As the seconds continued to wane, Rose dribbled just inside the three-point arc. Once gaining some space, he successfully completed a step-back jump shot as the ball swished through the net with time expiring.
Rose spoke to reporters (via ESPN.com) about the incredible shot shortly after the game.
It was like a kid, all the things that you dream about. It felt good. You're on the road, going against a team that's giving you their all and you hit a nice shot like that.
Rose has made several game-winning shots before against a Central Division rival, but this may stands out as his best.
Among the highlights in Rose’s career, receiving the NBA’s Most Valuable Player award at the age of 20 stands out as the greatest.
It is not one play that makes a player the MVP—it takes a compilation of them.
Once you have taken a look into his four NBA seasons, you see two constants. The first are his late-game heroics.
How can anyone forget his crossovers against opponents, the slam dunks that have ignited crowds in several arenas and his game-winning shots? We have witnessed the significant growth in his defense over the years.
Rose earned our praise.
Unfortunately, injuries have become the second constant during his tenure.
I will not begin to suggest that Rose is injury-prone. Doing so is an injustice to him. Before this season, Rose missed 32 games due to injuries, with 27 of those contests coming during a truncated year.
Rose must prove to himself that he can stay healthy. He does not owe us anything regarding his well being.

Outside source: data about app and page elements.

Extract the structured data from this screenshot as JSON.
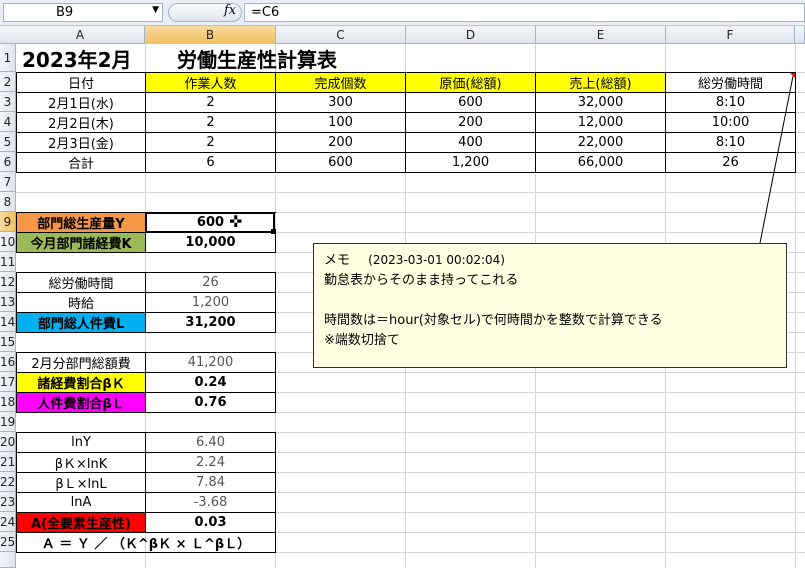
{
  "formula_bar": {
    "name_box": "B9",
    "fx": "fx",
    "formula": "=C6"
  },
  "columns": [
    "A",
    "B",
    "C",
    "D",
    "E",
    "F"
  ],
  "rows": [
    "1",
    "2",
    "3",
    "4",
    "5",
    "6",
    "7",
    "8",
    "9",
    "10",
    "11",
    "12",
    "13",
    "14",
    "15",
    "16",
    "17",
    "18",
    "19",
    "20",
    "21",
    "22",
    "23",
    "24",
    "25"
  ],
  "title": {
    "left": "2023年2月",
    "right": "労働生産性計算表"
  },
  "table": {
    "headers": [
      "日付",
      "作業人数",
      "完成個数",
      "原価(総額)",
      "売上(総額)",
      "総労働時間"
    ],
    "rows": [
      [
        "2月1日(水)",
        "2",
        "300",
        "600",
        "32,000",
        "8:10"
      ],
      [
        "2月2日(木)",
        "2",
        "100",
        "200",
        "12,000",
        "10:00"
      ],
      [
        "2月3日(金)",
        "2",
        "200",
        "400",
        "22,000",
        "8:10"
      ],
      [
        "合計",
        "6",
        "600",
        "1,200",
        "66,000",
        "26"
      ]
    ]
  },
  "calc": {
    "r9": {
      "label": "部門総生産量Y",
      "value": "600"
    },
    "r10": {
      "label": "今月部門諸経費K",
      "value": "10,000"
    },
    "r12": {
      "label": "総労働時間",
      "value": "26"
    },
    "r13": {
      "label": "時給",
      "value": "1,200"
    },
    "r14": {
      "label": "部門総人件費L",
      "value": "31,200"
    },
    "r16": {
      "label": "2月分部門総額費",
      "value": "41,200"
    },
    "r17": {
      "label": "諸経費割合βＫ",
      "value": "0.24"
    },
    "r18": {
      "label": "人件費割合βＬ",
      "value": "0.76"
    },
    "r20": {
      "label": "lnY",
      "value": "6.40"
    },
    "r21": {
      "label": "βＫ×lnK",
      "value": "2.24"
    },
    "r22": {
      "label": "βＬ×lnL",
      "value": "7.84"
    },
    "r23": {
      "label": "lnA",
      "value": "-3.68"
    },
    "r24": {
      "label": "A(全要素生産性)",
      "value": "0.03"
    },
    "r25": {
      "label": "Ａ ＝ Ｙ ／ （Ｋ^βＫ × Ｌ^βＬ）"
    }
  },
  "comment": {
    "header": "メモ",
    "date": "(2023-03-01 00:02:04)",
    "lines": [
      "勤怠表からそのまま持ってこれる",
      "",
      "時間数は＝hour(対象セル)で何時間かを整数で計算できる",
      "※端数切捨て"
    ]
  },
  "colors": {
    "yellow": "#ffff00",
    "orange": "#f79646",
    "green": "#9bbb59",
    "blue": "#00b0f0",
    "magenta": "#ff00ff",
    "red": "#ff0000",
    "comment_bg": "#ffffe1"
  }
}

The plan going forward must be for Rose to return to playing basketball while maintaining his health. Staying healthy will be difficult as the 82-game schedule is a grind. This has to weigh heavily on Rose’s mind as he finds himself facing the tough decision of playing now or later.
One thing is for certain, it does not matter if he resumes his career before the season is done or at the start of training camp in September. We all want to see him raise the MVP trophy once more while leading the Bulls to an NBA championship.
If both of those accomplishments happen, they will become the second and third-greatest highlights of a storied career. It will also mean that the Derrick Rose we all know and love is back on the top where he belongs.